Archive for Oak

Le Chêne des Hindrés, Brittany

Posted in Brittany, King Arthur, Legend, Tree, Woods with tags , , , , , , , , , on December 10, 2015 by mysearchformagic

The forest of Brocéliande is filled with magical places – standing stones, prehistoric tombs and miraculous fountains, many of them associated with Arthurian legend. It is also home to some natural magic in the form of several ancient trees. A while back I visited the incredible Chêne de Guillotin, and this time round I went to take a look at its younger but no less magical neighbour, the Chêne des Hindrés.

Unlike the Chêne de Guillotin, which sits on the edge of the forest in a pretty meadow, the Chêne des Hindrés lies hidden deep in the forest, around a kilometre from the nearest car park. A “Chêne” is an oak, and apparently “Hindrés” means damp, wet places, although I couldn’t see any signs of swampiness when I visited. The route to the tree is well-signposted and follows a clear path through the historic woodland.


The ancient Chêne des Hindrés, Brittany

Even in this dense forest, the Chêne des Hindrés itself, with its monumental trunk and huge mass of snaking branches, is hard to miss. Apparently the tree is around five hundred years old, which is not hard to believe – it really is enormous! I particulary liked the fact that other, small plants had made their home on the oak’s massive branches, with small ferns sprouting from its broad boughs.


The huge snaking boughs of the Chêne des Hindrés, Brittany

The Chêne des Hindrés reminded me of the Ents, those living, breathing and walking trees that feature in Tolkein’s Lord of the Rings, or even Enid Blyton’s charming Faraway Tree. Given its location, it is hardly suprising that the tree has also been associated with legend, and is sometimes referred to as the Chêne des Druides, or the Druid Oak. Supposedly Druidic ceremonies have been held here over the centuries, which makes sense – I can’t think of a better spot for invoking natural magic than this otherwordly place, the ancient heart of a mystical enchanted forest.



A Magical Doorway, Rochefort-en-Terre

Posted in Brittany, Castle, House with tags , , , , , , on July 24, 2013 by mysearchformagic

Back to Brittany this week, more specifically to Rochefort-en-Terre. I spotted an intriguing doorway in the wall which surrounds the ancient chateau of this picture-postcard pretty Morbihan village.

A magical doorway, Rochefort-en-Terre

A magical doorway, Rochefort-en-Terre

I’d love to know what lies behind the strange carvings on the solid oak door.
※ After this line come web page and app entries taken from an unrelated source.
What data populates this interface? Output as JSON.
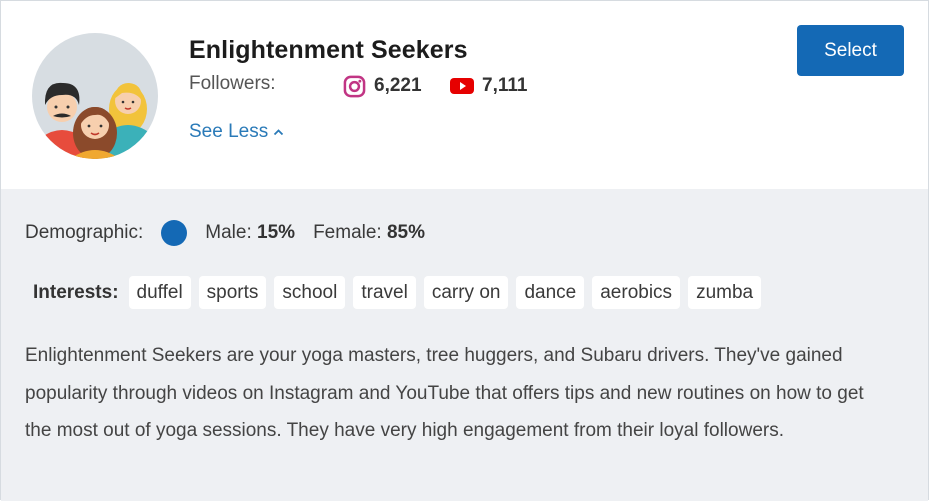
{
  "card": {
    "title": "Enlightenment Seekers",
    "followers_label": "Followers:",
    "instagram": {
      "icon": "instagram-icon",
      "count": "6,221",
      "color": "#c13584"
    },
    "youtube": {
      "icon": "youtube-icon",
      "count": "7,111",
      "color": "#e60000"
    },
    "see_less_label": "See Less",
    "select_label": "Select",
    "accent_color": "#1469b5"
  },
  "demographic": {
    "label": "Demographic:",
    "male_label": "Male:",
    "male_value": "15%",
    "female_label": "Female:",
    "female_value": "85%"
  },
  "interests": {
    "label": "Interests:",
    "tags": [
      "duffel",
      "sports",
      "school",
      "travel",
      "carry on",
      "dance",
      "aerobics",
      "zumba"
    ]
  },
  "description": "Enlightenment Seekers are your yoga masters, tree huggers, and Subaru drivers. They've gained popularity through videos on Instagram and YouTube that offers tips and new routines on how to get the most out of yoga sessions. They have very high engagement from their loyal followers."
}
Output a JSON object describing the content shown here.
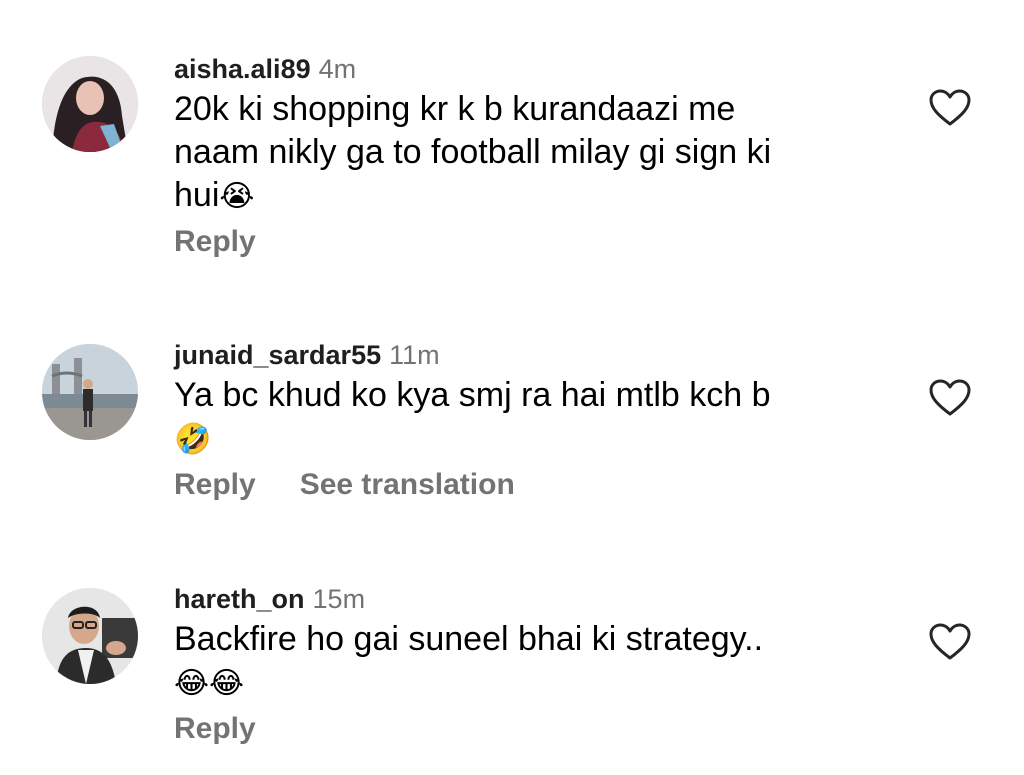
{
  "comments": [
    {
      "username": "aisha.ali89",
      "time": "4m",
      "lines": [
        "20k ki shopping kr k b kurandaazi me",
        "naam nikly ga to football milay gi sign ki",
        "hui"
      ],
      "emoji": "😭",
      "actions": [
        "Reply"
      ]
    },
    {
      "username": "junaid_sardar55",
      "time": "11m",
      "lines": [
        "Ya bc khud ko kya smj ra hai mtlb kch b"
      ],
      "emoji": "🤣",
      "actions": [
        "Reply",
        "See translation"
      ]
    },
    {
      "username": "hareth_on",
      "time": "15m",
      "lines": [
        "Backfire ho gai suneel bhai ki strategy.."
      ],
      "emoji": "😂😂",
      "actions": [
        "Reply"
      ]
    }
  ],
  "icons": {
    "like": "heart-outline-icon"
  },
  "colors": {
    "username": "#1f1f1f",
    "secondary": "#737373",
    "text": "#000000"
  }
}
Unfortunately, as you can see, it is signposted as strictly ‘Privé’.

But then sometimes, when it comes to searching for magic,  a bit of mystery is more fun. Then you can really let your imagination run wild…

Le Chêne de Guillotin, Brocéliande

Posted in Brittany, Legend with tags , , , , , , on May 7, 2013 by mysearchformagic

I’ve already written about the Val Sans Retour, a distinctly mystical part of the Forest of Brocéliande, and the strange legend surrounding the Jardin aux Moines nearby. Not far away can be found le Chêne de Guillotin (the Guillotin Oak) a huge, ancient and magical tree with a fascinating history.

The Guillotin Oak

The Guillotin Oak

The size of the tree, which clocks in at 16 metres high and almost 10 metres in circumference, suggests an age of around 1000 years. Links have been made between the tree and the 12th Century prophet Éon, who lived somewhere nearby, and as such the tree is sometimes referred to as the Chêne Éon. More famously, this mighty oak served as a refuge for the Abbot Guillotin, who hid in the huge crevice which can still be seen in the trunk, during the troubled times of the French Revolution.

The crevice in the trunk of the Guillotin Oak

The crevice in the trunk of the Guillotin Oak

Peering inside today, visitors can find a small, dark space – cosy enough perhaps, but not somewhere that you would want to linger for long. It served its purpose for the Abbot though, who stayed there for many days and lived to tell the tale.

Inside the Guillotin Oak

Inside the Guillotin Oak

I visited in early spring, when the tree looks stark and lifeless, but in the summer it sprouts a canopy of vibrant leaves, and is obviously still growing strong despite being one of the oldest living things on earth.